## Description of the task
Each record should be given back exactly, with none missing.

## Data excerpts

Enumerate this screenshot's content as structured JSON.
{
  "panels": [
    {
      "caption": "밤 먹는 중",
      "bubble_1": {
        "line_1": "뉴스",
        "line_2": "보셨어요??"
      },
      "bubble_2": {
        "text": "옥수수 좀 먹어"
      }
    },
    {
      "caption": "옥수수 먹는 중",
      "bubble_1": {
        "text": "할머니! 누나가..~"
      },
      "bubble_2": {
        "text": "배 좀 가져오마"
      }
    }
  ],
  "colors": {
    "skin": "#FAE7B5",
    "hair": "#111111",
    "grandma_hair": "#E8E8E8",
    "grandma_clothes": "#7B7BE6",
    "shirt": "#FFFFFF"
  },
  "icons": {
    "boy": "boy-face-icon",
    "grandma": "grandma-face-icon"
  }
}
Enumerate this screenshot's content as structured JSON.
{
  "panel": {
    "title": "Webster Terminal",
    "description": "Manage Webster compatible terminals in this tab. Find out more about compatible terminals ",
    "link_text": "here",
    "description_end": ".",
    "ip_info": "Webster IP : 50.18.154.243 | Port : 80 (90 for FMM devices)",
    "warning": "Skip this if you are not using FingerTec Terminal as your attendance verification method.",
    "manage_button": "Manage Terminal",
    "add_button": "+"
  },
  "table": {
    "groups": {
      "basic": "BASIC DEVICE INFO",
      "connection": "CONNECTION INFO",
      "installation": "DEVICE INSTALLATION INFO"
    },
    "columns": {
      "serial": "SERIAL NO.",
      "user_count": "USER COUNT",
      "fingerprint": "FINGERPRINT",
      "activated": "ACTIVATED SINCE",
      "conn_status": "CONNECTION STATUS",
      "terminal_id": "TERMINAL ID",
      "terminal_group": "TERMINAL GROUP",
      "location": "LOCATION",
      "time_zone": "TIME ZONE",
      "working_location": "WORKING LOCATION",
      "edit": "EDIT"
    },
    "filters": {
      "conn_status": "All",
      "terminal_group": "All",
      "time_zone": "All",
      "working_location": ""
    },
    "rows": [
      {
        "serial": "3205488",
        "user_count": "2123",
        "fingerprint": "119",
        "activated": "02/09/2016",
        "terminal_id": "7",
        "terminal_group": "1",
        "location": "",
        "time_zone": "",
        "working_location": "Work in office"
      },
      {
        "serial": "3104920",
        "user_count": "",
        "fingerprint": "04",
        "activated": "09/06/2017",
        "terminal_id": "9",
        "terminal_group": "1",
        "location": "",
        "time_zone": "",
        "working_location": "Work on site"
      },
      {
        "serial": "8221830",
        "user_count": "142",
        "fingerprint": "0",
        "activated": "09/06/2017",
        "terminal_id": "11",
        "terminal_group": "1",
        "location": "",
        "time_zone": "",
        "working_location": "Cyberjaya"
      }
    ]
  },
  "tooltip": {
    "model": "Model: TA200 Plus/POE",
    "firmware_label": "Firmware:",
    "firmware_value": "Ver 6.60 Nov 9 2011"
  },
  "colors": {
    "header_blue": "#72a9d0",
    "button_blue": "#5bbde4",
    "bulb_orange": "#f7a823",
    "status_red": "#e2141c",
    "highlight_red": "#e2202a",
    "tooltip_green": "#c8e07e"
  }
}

## Result of the task
Enumerate this screenshot's content as structured JSON.
{
  "panels": [
    {
      "caption": "밤 먹는 중",
      "bubble_1": {
        "line_1": "뉴스",
        "line_2": "보셨어요??"
      },
      "bubble_2": {
        "text": "옥수수 좀 먹어"
      }
    },
    {
      "caption": "옥수수 먹는 중",
      "bubble_1": {
        "text": "할머니! 누나가..~"
      },
      "bubble_2": {
        "text": "배 좀 가져오마"
      }
    }
  ],
  "colors": {
    "skin": "#FAE7B5",
    "hair": "#111111",
    "grandma_hair": "#E8E8E8",
    "grandma_clothes": "#7B7BE6",
    "shirt": "#FFFFFF"
  },
  "icons": {
    "boy": "boy-face-icon",
    "grandma": "grandma-face-icon"
  }
}
Enumerate this screenshot's content as structured JSON.
{
  "panel": {
    "title": "Webster Terminal",
    "description": "Manage Webster compatible terminals in this tab. Find out more about compatible terminals ",
    "link_text": "here",
    "description_end": ".",
    "ip_info": "Webster IP : 50.18.154.243 | Port : 80 (90 for FMM devices)",
    "warning": "Skip this if you are not using FingerTec Terminal as your attendance verification method.",
    "manage_button": "Manage Terminal",
    "add_button": "+"
  },
  "table": {
    "groups": {
      "basic": "BASIC DEVICE INFO",
      "connection": "CONNECTION INFO",
      "installation": "DEVICE INSTALLATION INFO"
    },
    "columns": {
      "serial": "SERIAL NO.",
      "user_count": "USER COUNT",
      "fingerprint": "FINGERPRINT",
      "activated": "ACTIVATED SINCE",
      "conn_status": "CONNECTION STATUS",
      "terminal_id": "TERMINAL ID",
      "terminal_group": "TERMINAL GROUP",
      "location": "LOCATION",
      "time_zone": "TIME ZONE",
      "working_location": "WORKING LOCATION",
      "edit": "EDIT"
    },
    "filters": {
      "conn_status": "All",
      "terminal_group": "All",
      "time_zone": "All",
      "working_location": ""
    },
    "rows": [
      {
        "serial": "3205488",
        "user_count": "2123",
        "fingerprint": "119",
        "activated": "02/09/2016",
        "terminal_id": "7",
        "terminal_group": "1",
        "location": "",
        "time_zone": "",
        "working_location": "Work in office"
      },
      {
        "serial": "3104920",
        "user_count": "",
        "fingerprint": "04",
        "activated": "09/06/2017",
        "terminal_id": "9",
        "terminal_group": "1",
        "location": "",
        "time_zone": "",
        "working_location": "Work on site"
      },
      {
        "serial": "8221830",
        "user_count": "142",
        "fingerprint": "0",
        "activated": "09/06/2017",
        "terminal_id": "11",
        "terminal_group": "1",
        "location": "",
        "time_zone": "",
        "working_location": "Cyberjaya"
      }
    ]
  },
  "tooltip": {
    "model": "Model: TA200 Plus/POE",
    "firmware_label": "Firmware:",
    "firmware_value": "Ver 6.60 Nov 9 2011"
  },
  "colors": {
    "header_blue": "#72a9d0",
    "button_blue": "#5bbde4",
    "bulb_orange": "#f7a823",
    "status_red": "#e2141c",
    "highlight_red": "#e2202a",
    "tooltip_green": "#c8e07e"
  }
}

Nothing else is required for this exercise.